added 2 research items
The introductory chapter presents the background of the research project on which the book is based and sets out its main theme. It explains the choice of the three case studies (Bangladesh, Ethiopia and Sudan) and then moves on to the academic debates about gender, adolescence, transitions and migration. The chapter explains the importance of exploring the link between migratory choices and trajectories and adolescence as a phase in life in which critical transitions take place. The book takes a broader view of adolescence as a particular life phase and argues that contrary to approaches that confine adolescents (and children) to the passive position of incomplete human beings, who are in the process of being socialized into adult social roles, young people are active agents engaged in the construction of their social identities through on-going processes of negotiation within social relations. The chapter presents the main research questions and briefly introduces the remaining chapters of the book.
This book provides a nuanced, complex, comparative analysis of adolescent girls’ migration and mobility in the Global South. The stories and the narratives of migrant girls collected in Bangladesh, Ethiopia and Sudan guide the readers in drawing the contours of their lives on the move, a complex, fluid scenario of choices, constraints, setbacks, risks, aspirations and experiences in which internal or international migration plays a pivotal role. The main argument of the book is that migration of adolescent girls intersects with other important transitions in their lives, such as those related to education, work, marriage and childbearing, and that this affects their transition into adulthood in various ways. While migration is sometimes negative, it can also offer girls new and better opportunities with positive implications for their future lives. The book explores also how concepts of adolescence and adulthood for girls are being transformed in the context of migration.
Katarzyna Grabska
added a research item

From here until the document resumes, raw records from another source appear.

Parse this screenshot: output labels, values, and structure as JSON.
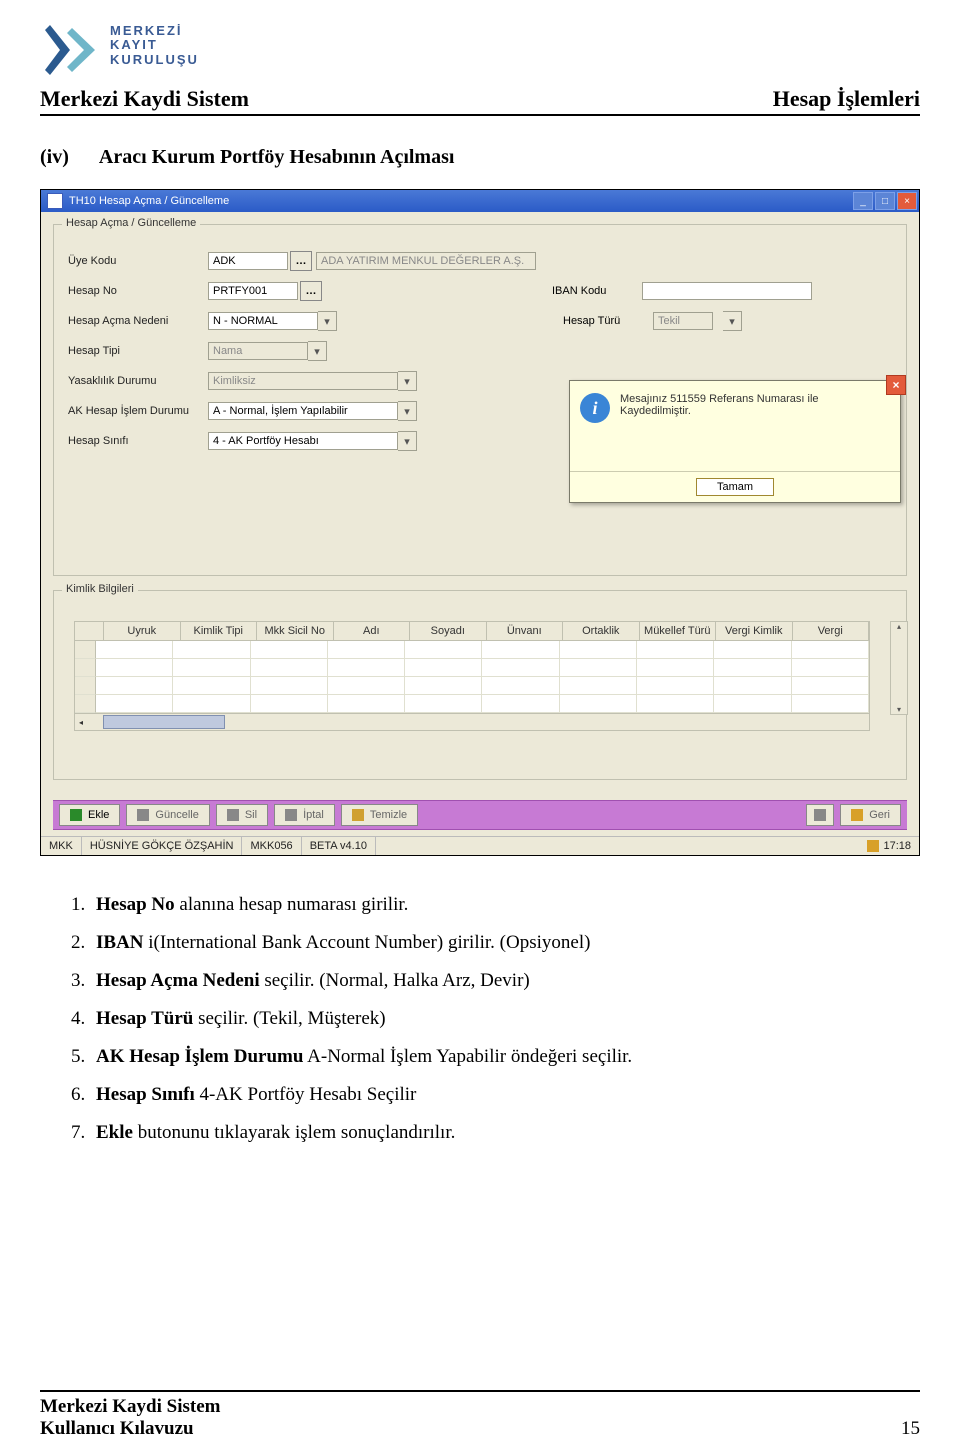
{
  "header": {
    "brand_line1": "MERKEZİ",
    "brand_line2": "KAYIT",
    "brand_line3": "KURULUŞU",
    "left_title": "Merkezi Kaydi Sistem",
    "right_title": "Hesap İşlemleri"
  },
  "section": {
    "num": "(iv)",
    "title": "Aracı Kurum Portföy Hesabının Açılması"
  },
  "window": {
    "title": "TH10 Hesap Açma / Güncelleme",
    "fieldset_title": "Hesap Açma / Güncelleme",
    "labels": {
      "uye_kodu": "Üye Kodu",
      "hesap_no": "Hesap No",
      "hesap_acma_nedeni": "Hesap Açma Nedeni",
      "hesap_tipi": "Hesap Tipi",
      "yasaklilik": "Yasaklılık Durumu",
      "ak_islem": "AK Hesap İşlem Durumu",
      "hesap_sinifi": "Hesap Sınıfı",
      "iban_kodu": "IBAN Kodu",
      "hesap_turu": "Hesap Türü"
    },
    "values": {
      "uye_kodu": "ADK",
      "uye_adi": "ADA YATIRIM MENKUL DEĞERLER A.Ş.",
      "hesap_no": "PRTFY001",
      "hesap_acma_nedeni": "N - NORMAL",
      "hesap_tipi": "Nama",
      "yasaklilik": "Kimliksiz",
      "ak_islem": "A - Normal, İşlem Yapılabilir",
      "hesap_sinifi": "4 - AK Portföy Hesabı",
      "iban_kodu": "",
      "hesap_turu": "Tekil"
    },
    "fieldset2_title": "Kimlik Bilgileri",
    "grid_headers": [
      "Uyruk",
      "Kimlik Tipi",
      "Mkk Sicil No",
      "Adı",
      "Soyadı",
      "Ünvanı",
      "Ortaklik",
      "Mükellef Türü",
      "Vergi Kimlik",
      "Vergi"
    ],
    "action_buttons": {
      "ekle": "Ekle",
      "guncelle": "Güncelle",
      "sil": "Sil",
      "iptal": "İptal",
      "temizle": "Temizle",
      "geri": "Geri"
    },
    "statusbar": {
      "c1": "MKK",
      "c2": "HÜSNİYE GÖKÇE ÖZŞAHİN",
      "c3": "MKK056",
      "c4": "BETA v4.10",
      "time": "17:18"
    },
    "popup": {
      "message": "Mesajınız 511559 Referans Numarası ile Kaydedilmiştir.",
      "ok": "Tamam"
    }
  },
  "steps": [
    {
      "pre": "",
      "bold": "Hesap No",
      "post": " alanına hesap numarası girilir."
    },
    {
      "pre": "",
      "bold": "IBAN",
      "post": " i(International Bank Account Number) girilir. (Opsiyonel)"
    },
    {
      "pre": "",
      "bold": "Hesap Açma Nedeni",
      "post": " seçilir. (Normal, Halka Arz, Devir)"
    },
    {
      "pre": "",
      "bold": "Hesap Türü",
      "post": " seçilir. (Tekil, Müşterek)"
    },
    {
      "pre": "",
      "bold": "AK Hesap İşlem Durumu",
      "post": " A-Normal İşlem Yapabilir öndeğeri seçilir."
    },
    {
      "pre": "",
      "bold": "Hesap Sınıfı",
      "post": " 4-AK Portföy  Hesabı Seçilir"
    },
    {
      "pre": "",
      "bold": "Ekle",
      "post": " butonunu tıklayarak işlem sonuçlandırılır."
    }
  ],
  "footer": {
    "line1": "Merkezi Kaydi Sistem",
    "line2": "Kullanıcı Kılavuzu",
    "page": "15"
  }
}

Based on research funded by the Swiss Network of International Studies, Girl Effect Ethiopia, Terre des Hommes, University of Sussex, UK and the Feminist Review Trust. The increasing number of girls who move to cities is a momentous global change: Why are adolescent girls migrating and what happens to them? How are their families and close ones affected? What are the constraints and opportunities linked to migration for adolescent girls? Bangladesh and Ethiopia are two examples of countries where girls’ independent migration is on the rise. This film explores the circumstances, decision-making, experiences and consequences of migration for adolescent girls in Bangladesh and Ethiopia. It is based on a research project “Time to look at girls: adolescent girls’ migration and development” (January 2014-December 2015), that explores the links between migration of adolescent girls and economic, social and political factors that trigger their movements. It shows the agency and choices being made by adolescent girls in their diverse migration experiences. More migrants move within their own country or region than migrate to Northern countries. Bangladesh and Ethiopia have been experiencing increasing high rates of the migration of adolescent girls to work. In Bangladesh they are found for example in garment and other manufacturing industries; working as maids; or in beauty parlours. In Ethiopia, migrant girls are mainly escaping early marriages, seeking better living conditions, or aspiring to continue their education. Most of them take up paid work as maids or sex workers. The film is based on two parallel stories about the trajectories of migration of adolescent girls in Bangladesh and in Ethiopia. In Bangladesh, the film portrays Lota who is employed in garment factories. In Ethiopia, the documentary follows the live of Tigist, an internal migrant girls, who ends up in sex work. This beautifully shot film provides space for the powerful voices of the migrant girls who speak about their own circumstances, experiences, dreams for the future.